Woman Doesn’t Like Being Seen Out In Public Without Filter On
“CAN’T you just go, I’ve only got a full face of make up on,” confirmed local woman Noelle Taggart to her boyfriend Jack Faherty as last minute changes were made to a planned couples’ excursion to a local brunch hotspot.
Taggart (24) is just one of the latest in a long line of young people who refuse to be caught out in public without a full suite of social media app face filters on.
“I don’t have my freckles on or my smooth, featureless forward nevermind my oversized sparkling green eyes. Just get the brunch to go, please Jack, I can’t be seen without Bold Glamour, it’s like rack but for wildly distorting my own perception of myself” begged Taggart, not feeling the trip is worth the risk that someone who only knows her from her online persona could bump into her and find out that she has what medical professionals are calling ‘a perfectly normal face’.
Boyfriend Faherty, who understands somewhat what Taggart is going through due to him often remarking ‘is that me?’ when he catches a stray filter in a couple selfie with Taggart, enlisted the confidence boosting powers of his partner’s closest friend, Jane.
“Babe, I’m telling you, you look so completely different in your online pics that even if someone did bump into you they wouldn’t even know it was you, relax. For the millionth time you’re gorgeous, stop fretting,” Jane said of Taggart’s increasingly worrying struggles with reminding herself that the filtered version she projects online is in fact not her real appearance.
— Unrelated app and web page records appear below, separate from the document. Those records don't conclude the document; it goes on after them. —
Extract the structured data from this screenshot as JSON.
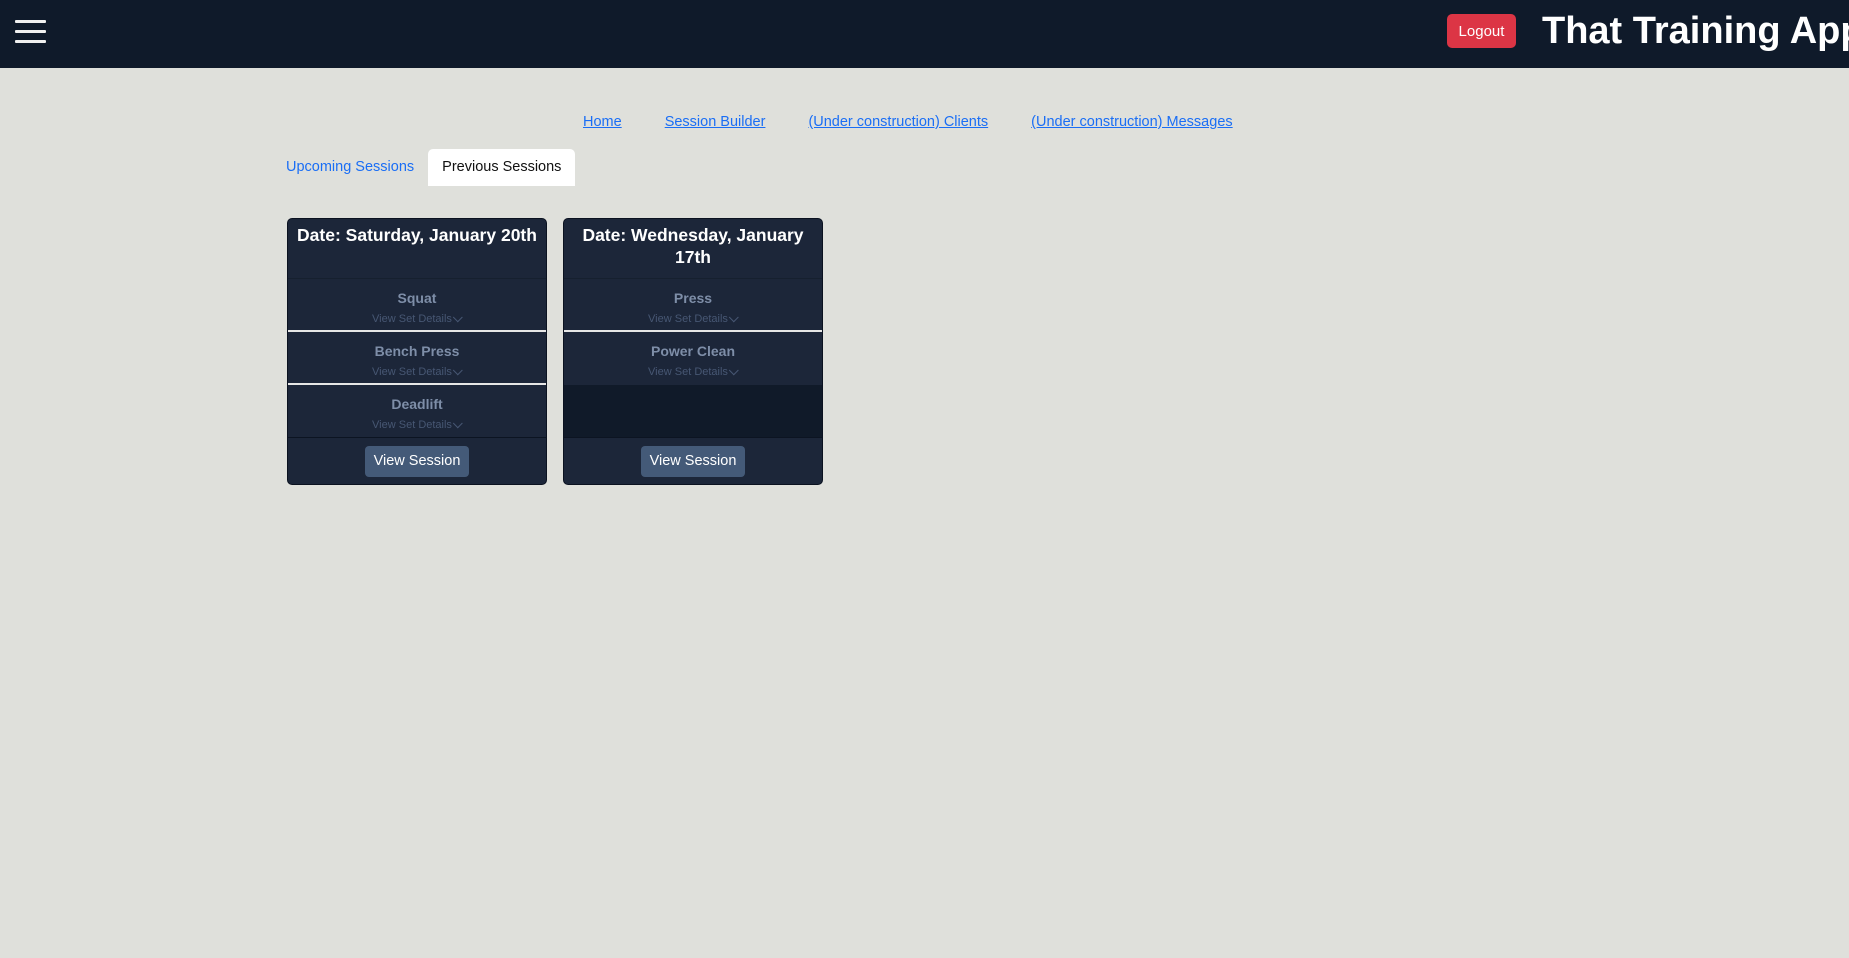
{
  "header": {
    "menu_icon": "hamburger-menu-icon",
    "logout_label": "Logout",
    "app_title": "That Training App",
    "colors": {
      "bar": "#0f1a2a",
      "logout": "#dc3545"
    }
  },
  "nav": {
    "links": [
      {
        "label": "Home"
      },
      {
        "label": "Session Builder"
      },
      {
        "label": "(Under construction) Clients"
      },
      {
        "label": "(Under construction) Messages"
      }
    ]
  },
  "tabs": [
    {
      "label": "Upcoming Sessions",
      "active": false
    },
    {
      "label": "Previous Sessions",
      "active": true
    }
  ],
  "sessions": [
    {
      "date": "Date: Saturday, January 20th",
      "exercises": [
        {
          "name": "Squat",
          "details_label": "View Set Details"
        },
        {
          "name": "Bench Press",
          "details_label": "View Set Details"
        },
        {
          "name": "Deadlift",
          "details_label": "View Set Details"
        }
      ],
      "button_label": "View Session"
    },
    {
      "date": "Date: Wednesday, January 17th",
      "exercises": [
        {
          "name": "Press",
          "details_label": "View Set Details"
        },
        {
          "name": "Power Clean",
          "details_label": "View Set Details"
        }
      ],
      "button_label": "View Session"
    }
  ]
}
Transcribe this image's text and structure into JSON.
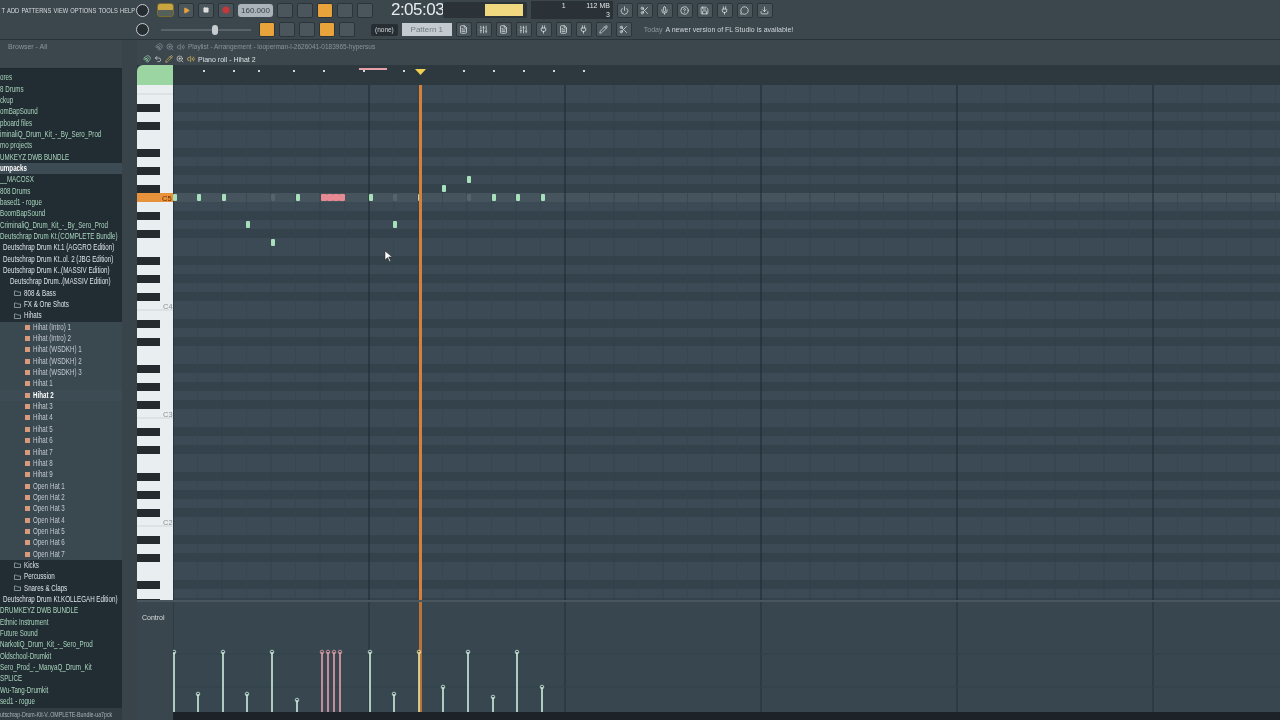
{
  "menu": [
    "T",
    "ADD",
    "PATTERNS",
    "VIEW",
    "OPTIONS",
    "TOOLS",
    "HELP"
  ],
  "transport": {
    "pat_mode": true,
    "tempo": "160.000",
    "time": "2:05:03"
  },
  "master_volume": {
    "level": 0.6
  },
  "memory": {
    "bar": "1",
    "ram": "112 MB",
    "voices": "3"
  },
  "toggles_top": [
    {
      "on": false
    },
    {
      "on": false
    },
    {
      "on": true
    },
    {
      "on": false
    },
    {
      "on": false
    }
  ],
  "toggles_bottom": [
    {
      "on": true
    },
    {
      "on": false
    },
    {
      "on": false
    },
    {
      "on": true
    },
    {
      "on": false
    }
  ],
  "pattern": {
    "snap": "(none)",
    "name": "Pattern 1"
  },
  "hint": {
    "day": "Today",
    "text": "A newer version of FL Studio is available!"
  },
  "browser": {
    "title": "Browser - All",
    "items": [
      {
        "label": "ores",
        "kind": "plain",
        "selected": false
      },
      {
        "label": "8 Drums",
        "kind": "plain",
        "selected": false
      },
      {
        "label": "ckup",
        "kind": "plain",
        "selected": false
      },
      {
        "label": "omBapSound",
        "kind": "plain",
        "selected": false
      },
      {
        "label": "pboard files",
        "kind": "plain",
        "selected": false
      },
      {
        "label": "iminaliQ_Drum_Kit_-_By_Sero_Prod",
        "kind": "plain",
        "selected": false
      },
      {
        "label": "mo projects",
        "kind": "plain",
        "selected": false
      },
      {
        "label": "UMKEYZ DWB BUNDLE",
        "kind": "plain",
        "selected": false
      },
      {
        "label": "umpacks",
        "kind": "plain",
        "selected": true,
        "children": [
          {
            "label": "__MACOSX",
            "kind": "plain",
            "selected": false
          },
          {
            "label": "808 Drums",
            "kind": "plain",
            "selected": false
          },
          {
            "label": "based1 - rogue",
            "kind": "plain",
            "selected": false
          },
          {
            "label": "BoomBapSound",
            "kind": "plain",
            "selected": false
          },
          {
            "label": "CriminaliQ_Drum_Kit_-_By_Sero_Prod",
            "kind": "plain",
            "selected": false
          },
          {
            "label": "Deutschrap Drum Kt.(COMPLETE Bundle)",
            "kind": "plain",
            "selected": false
          },
          {
            "label": "Deutschrap Drum Kt.1 (AGGRO Edition)",
            "kind": "folder",
            "selected": false
          },
          {
            "label": "Deutschrap Drum Kt..ol. 2 (JBG Edition)",
            "kind": "folder",
            "selected": false
          },
          {
            "label": "Deutschrap Drum K..(MASSIV Edition)",
            "kind": "folder",
            "selected": false,
            "children": [
              {
                "label": "Deutschrap Drum..(MASSIV Edition)",
                "kind": "folder",
                "selected": false,
                "children": [
                  {
                    "label": "808 & Bass",
                    "kind": "folder",
                    "selected": false
                  },
                  {
                    "label": "FX & One Shots",
                    "kind": "folder",
                    "selected": false
                  },
                  {
                    "label": "Hihats",
                    "kind": "folder",
                    "selected": false,
                    "children": [
                      {
                        "label": "Hihat (Intro) 1",
                        "kind": "file",
                        "selected": false
                      },
                      {
                        "label": "Hihat (Intro) 2",
                        "kind": "file",
                        "selected": false
                      },
                      {
                        "label": "Hihat (WSDKH) 1",
                        "kind": "file",
                        "selected": false
                      },
                      {
                        "label": "Hihat (WSDKH) 2",
                        "kind": "file",
                        "selected": false
                      },
                      {
                        "label": "Hihat (WSDKH) 3",
                        "kind": "file",
                        "selected": false
                      },
                      {
                        "label": "Hihat 1",
                        "kind": "file",
                        "selected": false
                      },
                      {
                        "label": "Hihat 2",
                        "kind": "file",
                        "selected": true
                      },
                      {
                        "label": "Hihat 3",
                        "kind": "file",
                        "selected": false
                      },
                      {
                        "label": "Hihat 4",
                        "kind": "file",
                        "selected": false
                      },
                      {
                        "label": "Hihat 5",
                        "kind": "file",
                        "selected": false
                      },
                      {
                        "label": "Hihat 6",
                        "kind": "file",
                        "selected": false
                      },
                      {
                        "label": "Hihat 7",
                        "kind": "file",
                        "selected": false
                      },
                      {
                        "label": "Hihat 8",
                        "kind": "file",
                        "selected": false
                      },
                      {
                        "label": "Hihat 9",
                        "kind": "file",
                        "selected": false
                      },
                      {
                        "label": "Open Hat 1",
                        "kind": "file",
                        "selected": false
                      },
                      {
                        "label": "Open Hat 2",
                        "kind": "file",
                        "selected": false
                      },
                      {
                        "label": "Open Hat 3",
                        "kind": "file",
                        "selected": false
                      },
                      {
                        "label": "Open Hat 4",
                        "kind": "file",
                        "selected": false
                      },
                      {
                        "label": "Open Hat 5",
                        "kind": "file",
                        "selected": false
                      },
                      {
                        "label": "Open Hat 6",
                        "kind": "file",
                        "selected": false
                      },
                      {
                        "label": "Open Hat 7",
                        "kind": "file",
                        "selected": false
                      }
                    ]
                  },
                  {
                    "label": "Kicks",
                    "kind": "folder",
                    "selected": false
                  },
                  {
                    "label": "Percussion",
                    "kind": "folder",
                    "selected": false
                  },
                  {
                    "label": "Snares & Claps",
                    "kind": "folder",
                    "selected": false
                  }
                ]
              }
            ]
          },
          {
            "label": "Deutschrap Drum Kt.KOLLEGAH Edition)",
            "kind": "folder",
            "selected": false
          },
          {
            "label": "DRUMKEYZ DWB BUNDLE",
            "kind": "plain",
            "selected": false
          },
          {
            "label": "Ethnic Instrument",
            "kind": "plain",
            "selected": false
          },
          {
            "label": "Future Sound",
            "kind": "plain",
            "selected": false
          },
          {
            "label": "NarkotiQ_Drum_Kit_-_Sero_Prod",
            "kind": "plain",
            "selected": false
          },
          {
            "label": "Oldschool-Drumkit",
            "kind": "plain",
            "selected": false
          },
          {
            "label": "Sero_Prod_-_ManyaQ_Drum_Kit",
            "kind": "plain",
            "selected": false
          },
          {
            "label": "SPLICE",
            "kind": "plain",
            "selected": false
          },
          {
            "label": "Wu-Tang-Drumkit",
            "kind": "plain",
            "selected": false
          }
        ]
      },
      {
        "label": "sed1 - rogue",
        "kind": "plain",
        "selected": false
      }
    ],
    "footer": "utschrap-Drum-Kit-V..OMPLETE-Bundle-ua7pck"
  },
  "playlist": {
    "title": "Playlist - Arrangement - looperman-l-2626041-0183965-hypersus"
  },
  "piano_roll": {
    "title": "Piano roll - Hihat 2",
    "key_labels": [
      "C5",
      "C4",
      "C3",
      "C2"
    ],
    "control": "Control"
  }
}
In response to the troubling rise in body issues among young people who spend a lot of time online experience, one enterprising, socially-conscious tech company confirmed their intentions to maximise their profits by selling wall-mounted mirrors that come with pre-loaded filters on them.